One methodology espoused by many entrepreneurs today, which is very much in line with the idea of listening to the market and identifying demand before creating supply, is adherence to the model of customer development. Customer development, a term coined by author and retired serial entrepreneur Steve Blank, is seen as the cure for the ailment that he believes most startups die from: they build a product that nobody wants to buy. He’s written a full book on the topic, called The Four Steps to the Epiphany, so if you want to learn about customer development in real depth you should read it, but for now I’ll give you a brief run-down.
1) The product development model is broken
The emphasis in this model is on the first ship. Marketing and sales money is spent early on, and the product is perfected and branded before it’s released. This opens up the possibility of a huge problem: if customers aren’t into the product, by the time it’s shipped, it’s too late. Money is burned, and future iterations of the product are costly.
2) Customer development is the solution
Instead of focusing on product development as the main driving force of the startup, focus on building a customer base. Using these four steps (customer discovery, customer validation, customer creation, and finally company building), company is able to iterate quickly and cheaply, adapt to proven demand from potential customers, offset sales and marketing costs until later in the game, and, perhaps most importantly, if the startup is going to fail, it will fail quickly.
This past summer, I had the opportunity to sit in on a talk that was co-led by Steve Blank and Alexander Osterwalder. Alexander offers a complementary methodology to Steve’s customer development: Business Model Generation. Again, there is a full book on the topic, but the key takeaway is the chart seen again and again throughout the book, which helps entrepreneurs break down their business model piece by piece. You can see how answering the questions implicit in this chart would be made immensely easier using Steve Blank’s approach of customer development; without listening to the market, the information in this chart would be little more than guesswork:
Take special note of the fields “Value Proposition”, “Customer Segments”, “Revenue Streams”, and “Customer Relationships”. It’s hard to imagine how these could be completed accurately without a very deep understanding of the potential customer base, their needs, and, most importantly, their willingness to pay for your product. If the answers don’t lead to encouraging revenue projections, perhaps it’s time to try building a different product.

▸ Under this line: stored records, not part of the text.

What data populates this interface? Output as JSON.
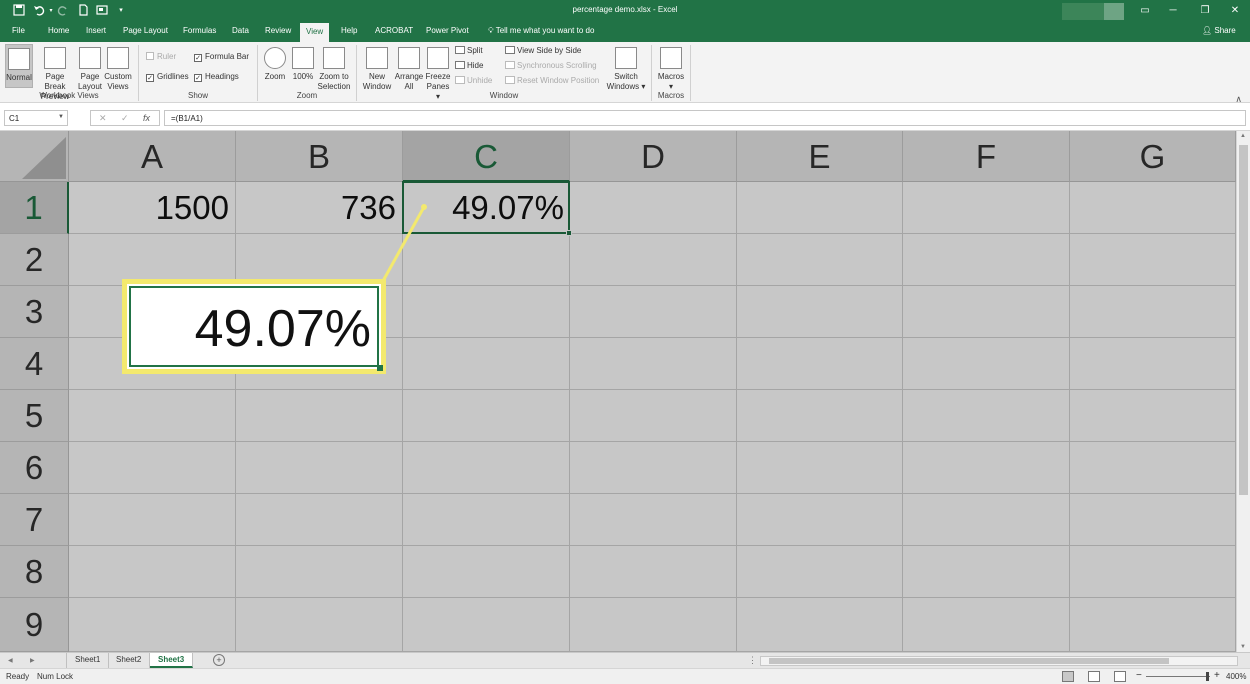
{
  "app": {
    "title": "percentage demo.xlsx  -  Excel"
  },
  "quick_access": {
    "save_icon": "save-icon",
    "undo_icon": "undo-icon",
    "redo_icon": "redo-icon"
  },
  "window": {
    "minimize": "─",
    "restore": "❐",
    "close": "✕"
  },
  "tabs": [
    "File",
    "Home",
    "Insert",
    "Page Layout",
    "Formulas",
    "Data",
    "Review",
    "View",
    "Help",
    "ACROBAT",
    "Power Pivot"
  ],
  "active_tab": "View",
  "tell_me": "Tell me what you want to do",
  "share": "Share",
  "ribbon": {
    "workbook_views": {
      "group": "Workbook Views",
      "normal": "Normal",
      "page_break_l1": "Page Break",
      "page_break_l2": "Preview",
      "page_layout_l1": "Page",
      "page_layout_l2": "Layout",
      "custom_l1": "Custom",
      "custom_l2": "Views"
    },
    "show": {
      "group": "Show",
      "ruler": "Ruler",
      "formula_bar": "Formula Bar",
      "gridlines": "Gridlines",
      "headings": "Headings"
    },
    "zoom": {
      "group": "Zoom",
      "zoom": "Zoom",
      "hundred": "100%",
      "zts_l1": "Zoom to",
      "zts_l2": "Selection"
    },
    "window": {
      "group": "Window",
      "new_l1": "New",
      "new_l2": "Window",
      "arrange_l1": "Arrange",
      "arrange_l2": "All",
      "freeze_l1": "Freeze",
      "freeze_l2": "Panes ▾",
      "split": "Split",
      "hide": "Hide",
      "unhide": "Unhide",
      "side_by_side": "View Side by Side",
      "sync": "Synchronous Scrolling",
      "reset": "Reset Window Position",
      "switch_l1": "Switch",
      "switch_l2": "Windows ▾"
    },
    "macros": {
      "group": "Macros",
      "macros": "Macros",
      "arrow": "▾"
    }
  },
  "formula_bar": {
    "name_box": "C1",
    "cancel": "✕",
    "enter": "✓",
    "fx": "fx",
    "formula": "=(B1/A1)"
  },
  "grid": {
    "columns": [
      "A",
      "B",
      "C",
      "D",
      "E",
      "F",
      "G"
    ],
    "rows": [
      "1",
      "2",
      "3",
      "4",
      "5",
      "6",
      "7",
      "8",
      "9"
    ],
    "cells": {
      "A1": "1500",
      "B1": "736",
      "C1": "49.07%"
    },
    "selected": "C1"
  },
  "callout": {
    "value": "49.07%"
  },
  "sheets": [
    "Sheet1",
    "Sheet2",
    "Sheet3"
  ],
  "active_sheet": "Sheet3",
  "add_sheet": "+",
  "status": {
    "ready": "Ready",
    "num_lock": "Num Lock",
    "zoom": "400%",
    "minus": "−",
    "plus": "+"
  }
}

At the end of the day, without customers, there is no business. No matter how much venture capital you can raise, no matter how smart your team is, no matter how brilliant your product’s design, the startup will fail without customers willing to pay money for its product. That’s why it’s best to test the waters early on, by listening to customers and finding proven demand for a product or service. Maybe this could be done through surveys and focus groups, or showing wireframes sketched in a notebook to random people in a cafe; maybe it could be done through 404market. But one thing is certain: the customer is always right.